At 2pm I was curious and had to go out and see how Ryan got on. I went to the Torq van and 'shock': I saw in front of me this person covered from tip to toe in a layer of mud and blood spatters on arms and legs - OH MY GOD! The people coming in from the night laps all looked like they were coming from a war front! I then heard the stories of that the off camber track had completely dissolved and the tracks completely deteriorated - supposedly you couldn't even walk the sections any more but had to slide them! There were stories of people taking more than 3 hours to finish a lap and jesus, you could barely recognize their bikes under all the mud! I felt so sorry for Ryan that I offered to clean Ryan's bike at the Muc-Off area while he was taking a hot shower. The queue for the pressure cleaners was meters long of mud coated people and bikes.... I had to queue for over 45min! Ryan finally came and washed his bike himself so that I could go back to my tent to try and grab another couple of hours of sleep.
I got up at about 4:30 when it was getting bright again to check out how my team had done during the night. They told me the same stories from the night, horrendous weather, trails transformed into huge mudslides, and Jamie had sustained a bad scrape from a person sliding into him and the chain ring of her bike scraping into his calf.
It was time for my next lap and was advised to not even attempt to ride the off camber bit. So I set off for my second lap, negotiating through most of the mud quite well on the way up, better than most people around me (all that bad weather training in Ireland finally giving me an advantage), came down well to the lakes and up the grassy climb - but wait, why can't I turn the wheel any more?? Oh flip! My rear derailleur hanger had snapped! Flip flip flip! I scraped off some of the mud to see what I could do, but there wasn't much hope. I tried to carry my bike, but with all that gunk and mud and grass encrusted on it it weighed a ton. I thought about single speeding my bike, but thought it would take too much time.
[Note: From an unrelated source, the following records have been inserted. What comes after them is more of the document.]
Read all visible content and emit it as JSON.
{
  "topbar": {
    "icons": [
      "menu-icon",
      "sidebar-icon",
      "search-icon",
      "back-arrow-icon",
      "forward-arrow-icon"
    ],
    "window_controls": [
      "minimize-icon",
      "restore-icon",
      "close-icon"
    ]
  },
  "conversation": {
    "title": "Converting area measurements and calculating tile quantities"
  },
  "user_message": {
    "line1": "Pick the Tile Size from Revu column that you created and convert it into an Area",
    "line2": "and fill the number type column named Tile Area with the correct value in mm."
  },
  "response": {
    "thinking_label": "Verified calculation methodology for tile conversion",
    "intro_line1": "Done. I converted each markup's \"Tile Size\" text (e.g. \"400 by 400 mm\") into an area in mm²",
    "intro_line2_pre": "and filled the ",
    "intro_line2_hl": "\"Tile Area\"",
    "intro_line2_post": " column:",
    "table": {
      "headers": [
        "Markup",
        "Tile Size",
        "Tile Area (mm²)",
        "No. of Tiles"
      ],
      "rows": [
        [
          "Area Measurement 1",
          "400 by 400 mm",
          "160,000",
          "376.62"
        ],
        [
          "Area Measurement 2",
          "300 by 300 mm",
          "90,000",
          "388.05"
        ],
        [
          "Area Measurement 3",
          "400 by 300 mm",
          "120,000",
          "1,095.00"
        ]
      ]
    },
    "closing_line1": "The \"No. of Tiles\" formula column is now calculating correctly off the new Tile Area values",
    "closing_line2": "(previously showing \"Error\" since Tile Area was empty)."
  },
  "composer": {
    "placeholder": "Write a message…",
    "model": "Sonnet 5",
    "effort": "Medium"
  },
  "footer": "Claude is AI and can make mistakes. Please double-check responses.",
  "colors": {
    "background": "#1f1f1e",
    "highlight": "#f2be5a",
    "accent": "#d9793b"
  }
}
In addition, this was still a slow lap - people walking, so I just thought I'd do my best and run the other 2/3 of the lap. On all of the uphill muddy and off camber bits I was just as fast as everyone else or even faster, but I lost lots of time on all the flatish or slightly downhill or fireroady bits since the wheels just wouldn't turn easily either because of all the mud. I eventually arrived about 1.5 hours after the start, off which I ran over an hour. This meant that we had only lost about 20min in that lap in comparison to other teams, so not all was lost and we were still in 3rd place.
While our mechanics took care of the bike (thank you soooo much!) the course was drying up quickly because of the strong winds, so the rest of the laps were getting faster and faster again. Then Jody had another puncture, his third! (That's why I run tubeless...). My last 2 laps were good fun, I really enjoyed the now almost dry course and we only had to stay ahead of the 4th mixed team since the Scott and SiS team were so far ahead of us that we had no chance to make up lost time. Finally, at 2pm the race was over with us finishing third, 3 laps behind the first two teams and about 15min ahead of the 4th team (Rivette).
The Elite Mixed team podium
So, this was my first Mayhem experience. I want to thank Extra UK/BMC for letting me ride on their team and for the kind lend of the BMC hardtail. Thanks also to Simon and John for washing our bikes after each lap and fixing them - this made things so much easier. Roll on next year!
Full results can be found here. Photos can be found here, here, here and here.